◆ **Supplied material**:
------------
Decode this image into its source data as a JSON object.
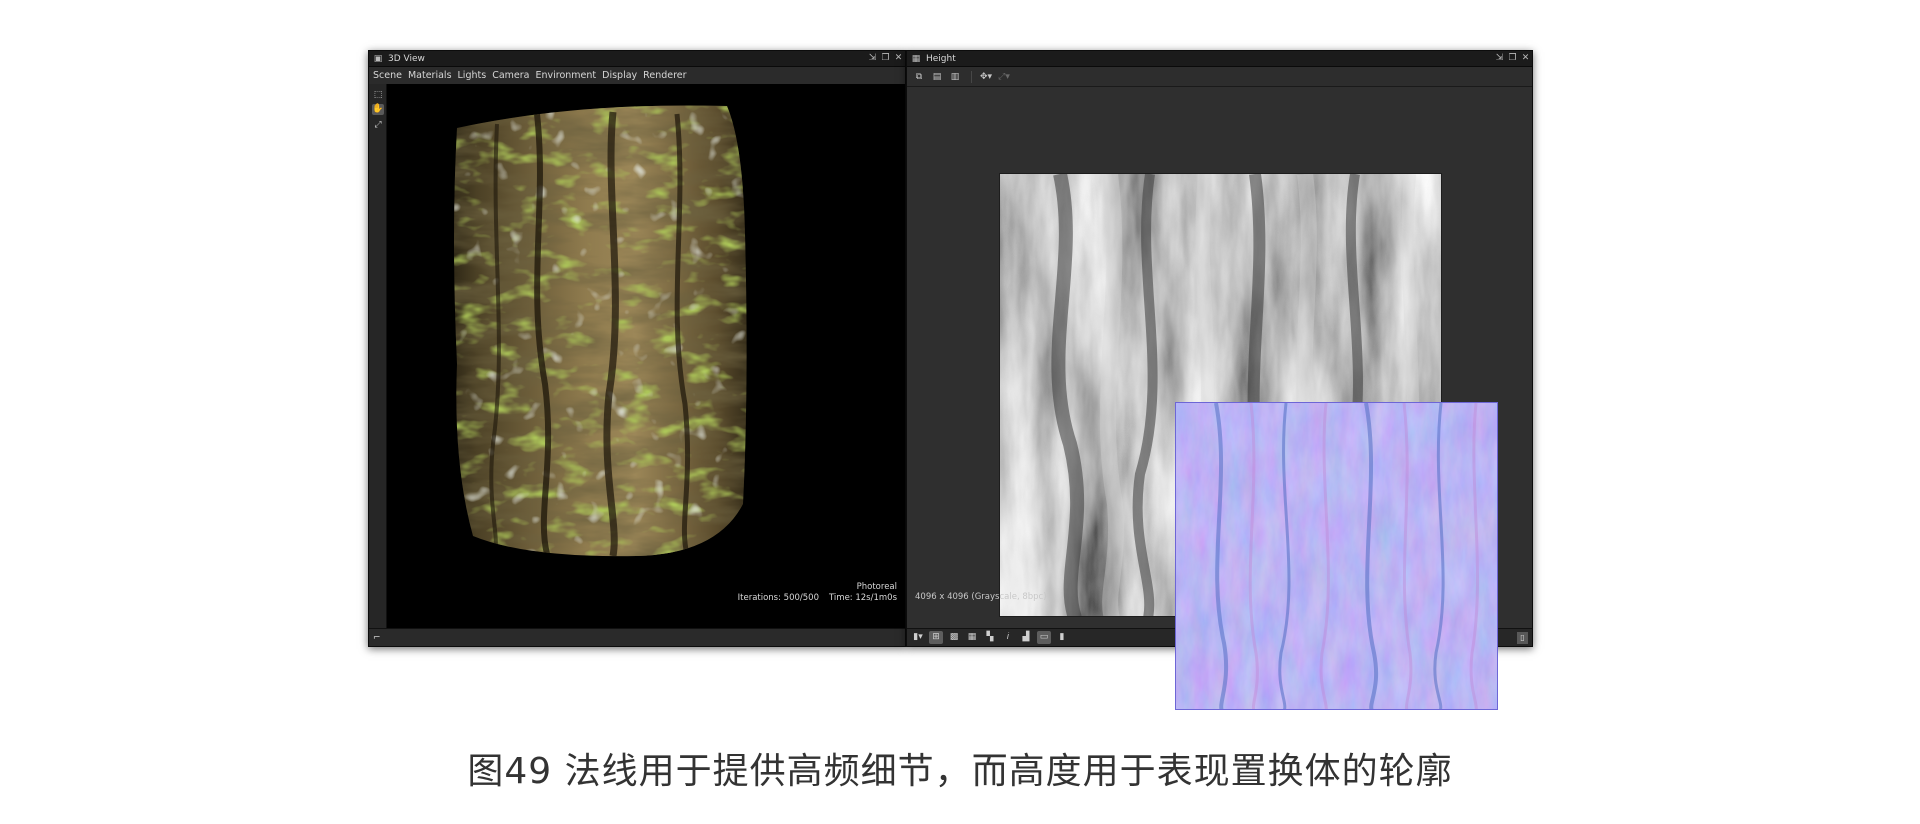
{
  "panel_3d": {
    "title": "3D View",
    "title_icon": "cube-icon",
    "menu": [
      "Scene",
      "Materials",
      "Lights",
      "Camera",
      "Environment",
      "Display",
      "Renderer"
    ],
    "tools": [
      "select-icon",
      "hand-icon",
      "pick-icon"
    ],
    "render_info": {
      "mode": "Photoreal",
      "iterations": "Iterations: 500/500",
      "time": "Time: 12s/1m0s"
    }
  },
  "panel_height": {
    "title": "Height",
    "title_icon": "image-icon",
    "image_info": "4096 x 4096 (Grayscale, 8bpc)",
    "toolbar_icons": [
      "copy-icon",
      "save-icon",
      "export-icon",
      "fit-icon",
      "zoom-icon"
    ],
    "bottom_icons": [
      "channels-icon",
      "tiling-icon",
      "color-icon",
      "grid-icon",
      "checker-icon",
      "info-icon",
      "histogram-icon",
      "compare-icon",
      "rgb-icon"
    ]
  },
  "window_buttons": [
    "pin-icon",
    "restore-icon",
    "close-icon"
  ],
  "caption": "图49 法线用于提供高频细节，而高度用于表现置换体的轮廓",
  "colors": {
    "bark_base": "#6b5a38",
    "moss": "#6c8f1e",
    "normal_map": "#8a83ee",
    "height_mid": "#9a9a9a"
  }
}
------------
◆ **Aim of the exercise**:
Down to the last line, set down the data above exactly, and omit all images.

◆ **Task result**:
Decode this image into its source data as a JSON object.
{
  "panel_3d": {
    "title": "3D View",
    "title_icon": "cube-icon",
    "menu": [
      "Scene",
      "Materials",
      "Lights",
      "Camera",
      "Environment",
      "Display",
      "Renderer"
    ],
    "tools": [
      "select-icon",
      "hand-icon",
      "pick-icon"
    ],
    "render_info": {
      "mode": "Photoreal",
      "iterations": "Iterations: 500/500",
      "time": "Time: 12s/1m0s"
    }
  },
  "panel_height": {
    "title": "Height",
    "title_icon": "image-icon",
    "image_info": "4096 x 4096 (Grayscale, 8bpc)",
    "toolbar_icons": [
      "copy-icon",
      "save-icon",
      "export-icon",
      "fit-icon",
      "zoom-icon"
    ],
    "bottom_icons": [
      "channels-icon",
      "tiling-icon",
      "color-icon",
      "grid-icon",
      "checker-icon",
      "info-icon",
      "histogram-icon",
      "compare-icon",
      "rgb-icon"
    ]
  },
  "window_buttons": [
    "pin-icon",
    "restore-icon",
    "close-icon"
  ],
  "caption": "图49 法线用于提供高频细节，而高度用于表现置换体的轮廓",
  "colors": {
    "bark_base": "#6b5a38",
    "moss": "#6c8f1e",
    "normal_map": "#8a83ee",
    "height_mid": "#9a9a9a"
  }
}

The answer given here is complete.